By Angelos Anastasiou
DISCUSSIONS last night between the Cypriot authorities and the Troika, mainly on the thorny issue of foreclosures legislation were set to continue this morning following a meeting with President Nicos Anastasiades at the presidential palace.
The new meeting was scheduled for 8am at the finance ministry.
Talks between the Troika’s Cyprus mission and the Cyprus government to finalise the fifth update of the country’s economic adjustment programme entered the final stretch yesterday but the pending foreclosures bill loomed over discussions.
With regard to the controversial bill, disagreements on its provisions between the government and the Troika have yet to be bridged. After the plan to have the bill ready for approval by the Council of Ministers last Wednesday fell through, the aim was moved to have it finalised and approved during the Council’s next session on Monday.

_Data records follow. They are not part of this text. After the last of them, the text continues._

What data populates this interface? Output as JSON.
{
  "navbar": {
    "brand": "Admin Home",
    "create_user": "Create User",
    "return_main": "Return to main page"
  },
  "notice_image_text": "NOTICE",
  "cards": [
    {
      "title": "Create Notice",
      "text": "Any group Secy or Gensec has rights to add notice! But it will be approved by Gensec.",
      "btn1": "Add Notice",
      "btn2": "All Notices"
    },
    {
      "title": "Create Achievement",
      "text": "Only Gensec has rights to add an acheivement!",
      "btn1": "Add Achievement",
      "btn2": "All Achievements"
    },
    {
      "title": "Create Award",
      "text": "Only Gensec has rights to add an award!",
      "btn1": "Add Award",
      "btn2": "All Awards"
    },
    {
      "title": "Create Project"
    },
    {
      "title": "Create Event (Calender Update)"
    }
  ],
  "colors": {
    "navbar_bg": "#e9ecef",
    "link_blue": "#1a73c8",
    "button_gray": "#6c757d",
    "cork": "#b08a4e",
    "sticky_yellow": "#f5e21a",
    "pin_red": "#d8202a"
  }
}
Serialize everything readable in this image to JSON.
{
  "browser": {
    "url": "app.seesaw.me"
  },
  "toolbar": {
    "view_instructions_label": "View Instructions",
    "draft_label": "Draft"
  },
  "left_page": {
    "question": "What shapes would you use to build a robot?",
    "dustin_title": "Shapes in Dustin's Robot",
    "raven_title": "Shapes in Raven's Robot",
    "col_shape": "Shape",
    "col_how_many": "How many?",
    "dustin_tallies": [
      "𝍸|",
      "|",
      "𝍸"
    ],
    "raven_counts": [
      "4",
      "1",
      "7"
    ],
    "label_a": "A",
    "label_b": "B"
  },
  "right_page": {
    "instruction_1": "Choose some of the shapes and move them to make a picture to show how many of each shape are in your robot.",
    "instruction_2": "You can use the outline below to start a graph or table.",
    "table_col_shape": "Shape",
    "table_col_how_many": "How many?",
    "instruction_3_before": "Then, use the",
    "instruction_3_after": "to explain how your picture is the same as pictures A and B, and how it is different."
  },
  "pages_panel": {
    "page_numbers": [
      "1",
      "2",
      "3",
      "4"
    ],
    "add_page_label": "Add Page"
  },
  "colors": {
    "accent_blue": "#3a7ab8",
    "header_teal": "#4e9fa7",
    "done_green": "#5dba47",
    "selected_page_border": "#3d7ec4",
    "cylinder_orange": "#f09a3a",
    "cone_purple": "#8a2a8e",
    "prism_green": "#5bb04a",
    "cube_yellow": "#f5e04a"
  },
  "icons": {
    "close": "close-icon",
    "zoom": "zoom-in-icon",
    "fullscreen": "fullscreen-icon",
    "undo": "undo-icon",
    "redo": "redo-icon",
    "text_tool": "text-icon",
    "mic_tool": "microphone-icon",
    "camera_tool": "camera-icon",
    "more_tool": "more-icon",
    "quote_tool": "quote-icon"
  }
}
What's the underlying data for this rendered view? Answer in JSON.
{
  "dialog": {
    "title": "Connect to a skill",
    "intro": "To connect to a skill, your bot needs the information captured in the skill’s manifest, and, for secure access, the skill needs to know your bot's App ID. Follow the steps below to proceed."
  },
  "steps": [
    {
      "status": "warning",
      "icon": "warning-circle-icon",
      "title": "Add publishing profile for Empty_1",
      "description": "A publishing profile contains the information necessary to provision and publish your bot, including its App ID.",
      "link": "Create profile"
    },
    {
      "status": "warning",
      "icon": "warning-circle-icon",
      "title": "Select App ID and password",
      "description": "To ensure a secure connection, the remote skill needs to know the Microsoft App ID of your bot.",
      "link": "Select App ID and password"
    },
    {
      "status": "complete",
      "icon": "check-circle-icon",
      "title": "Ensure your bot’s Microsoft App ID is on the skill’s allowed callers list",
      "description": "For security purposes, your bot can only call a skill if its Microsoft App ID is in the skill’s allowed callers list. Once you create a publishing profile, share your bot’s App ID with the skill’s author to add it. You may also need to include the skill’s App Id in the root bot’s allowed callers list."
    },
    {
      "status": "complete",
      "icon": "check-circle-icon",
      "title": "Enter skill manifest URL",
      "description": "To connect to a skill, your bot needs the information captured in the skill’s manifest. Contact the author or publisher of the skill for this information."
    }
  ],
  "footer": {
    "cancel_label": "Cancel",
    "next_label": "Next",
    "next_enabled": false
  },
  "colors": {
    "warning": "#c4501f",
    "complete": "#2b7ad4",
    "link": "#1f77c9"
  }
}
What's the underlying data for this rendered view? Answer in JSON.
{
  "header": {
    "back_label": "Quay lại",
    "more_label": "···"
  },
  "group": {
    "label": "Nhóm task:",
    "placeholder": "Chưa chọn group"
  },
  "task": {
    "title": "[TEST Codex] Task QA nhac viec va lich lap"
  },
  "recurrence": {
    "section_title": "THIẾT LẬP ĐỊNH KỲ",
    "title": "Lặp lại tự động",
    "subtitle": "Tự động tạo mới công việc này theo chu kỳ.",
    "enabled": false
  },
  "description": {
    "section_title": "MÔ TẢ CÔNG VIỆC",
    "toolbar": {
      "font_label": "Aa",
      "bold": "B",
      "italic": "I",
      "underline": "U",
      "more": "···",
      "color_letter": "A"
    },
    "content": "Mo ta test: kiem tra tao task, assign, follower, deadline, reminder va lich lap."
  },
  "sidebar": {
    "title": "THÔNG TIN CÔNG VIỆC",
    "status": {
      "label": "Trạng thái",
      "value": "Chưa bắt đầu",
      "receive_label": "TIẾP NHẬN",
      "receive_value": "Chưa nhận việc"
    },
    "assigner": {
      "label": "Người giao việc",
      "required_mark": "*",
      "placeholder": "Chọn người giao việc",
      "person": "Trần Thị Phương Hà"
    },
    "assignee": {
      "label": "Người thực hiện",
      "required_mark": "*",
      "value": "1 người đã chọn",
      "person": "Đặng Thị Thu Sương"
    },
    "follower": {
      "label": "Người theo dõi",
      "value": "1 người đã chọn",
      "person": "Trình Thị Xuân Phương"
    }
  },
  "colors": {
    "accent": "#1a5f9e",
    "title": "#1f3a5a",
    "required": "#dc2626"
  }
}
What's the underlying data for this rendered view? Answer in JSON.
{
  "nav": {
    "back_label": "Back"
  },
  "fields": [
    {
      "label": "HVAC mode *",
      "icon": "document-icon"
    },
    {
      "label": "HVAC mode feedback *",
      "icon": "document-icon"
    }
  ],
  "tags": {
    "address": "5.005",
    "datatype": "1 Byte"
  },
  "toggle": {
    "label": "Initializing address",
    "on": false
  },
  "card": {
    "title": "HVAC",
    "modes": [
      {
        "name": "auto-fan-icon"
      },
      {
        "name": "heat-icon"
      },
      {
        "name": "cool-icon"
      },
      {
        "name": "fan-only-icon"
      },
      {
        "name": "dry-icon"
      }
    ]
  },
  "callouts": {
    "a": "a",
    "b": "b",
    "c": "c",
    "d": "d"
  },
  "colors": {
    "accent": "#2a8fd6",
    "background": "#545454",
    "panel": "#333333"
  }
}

But the government’s assertive stance on the foreclosures bill has done little to ease opposition concerns. Accusations against the government of succumbing to Troika’s demands unquestioningly, as well as cries of a disastrous wave of mass foreclosures to come, show no sign of slowing down. Even ruling DISY’s leader Averof Neophytou criticised the effort to paint effectively unregulated foreclosures as the answer to banks’ woes.
“Banking institutions in Cyprus function not as banks but as loan-collection agencies,” he said in a news conference on Thursday. “A banking system receives deposits, grants loans, extends credit, offers reasonable interest rates, and sets efficient repayment timeframes. The Cypriot banking system exhibits almost none of these characteristics right now.”
“Therefore,” he added, “the populist approach that the high numbers of non-performing loans have come about due to a lack in foreclosures legislation is just part of the problem.”
Meanwhile, local press reported that in the face of the Troika’s insistence on the bill’s provisions, the government has found itself out of options with regard to getting its way on the point of allowing defaulting borrowers to avail themselves of the justice system to challenge foreclosure proceedings. The Troika was unyielding in keeping foreclosure proceedings private.
Daily Politis reported yesterday that as a result of the Troika’s refusal to accept court involvement in private foreclosure proceedings, the government focused on engineering more effective loan restructuring mechanisms in order to mitigate the risk of mass foreclosures.
But the thorniest remaining point of disagreement, the paper reported, was the Troika’s refusal to agree to a provision that the final selling price of foreclosed properties cannot be set below half of its appraised value, insisting that market forces should be left to determine selling prices.
According to Politis, the bill has been shaped to reflect the Troika’s demands and provides for a six-stage foreclosure process.
Initially, lender and borrower will be required to come to the table in order to negotiate the restructuring of the loan.
Failing the first step, the two parties must agree on an appraised price for the mortgaged property, and if still no agreement can be reached, the issue will be referred to an arbitrating body.
After a selling price has been determined for the property, a public auction will be carried out by the lender. The minimum selling price will be set at 80 per cent of the property’s appraised value, and bidding will remain open for three months.
At the end of the three-month window, price restrictions will be lifted completely and the property will be auctioned off in the free market to the highest bidder.
However, it has been agreed that primary residences are exempted from the provisions of the bill. These will be included in the legal framework governing insolvency, which is expected to be finalised by year end.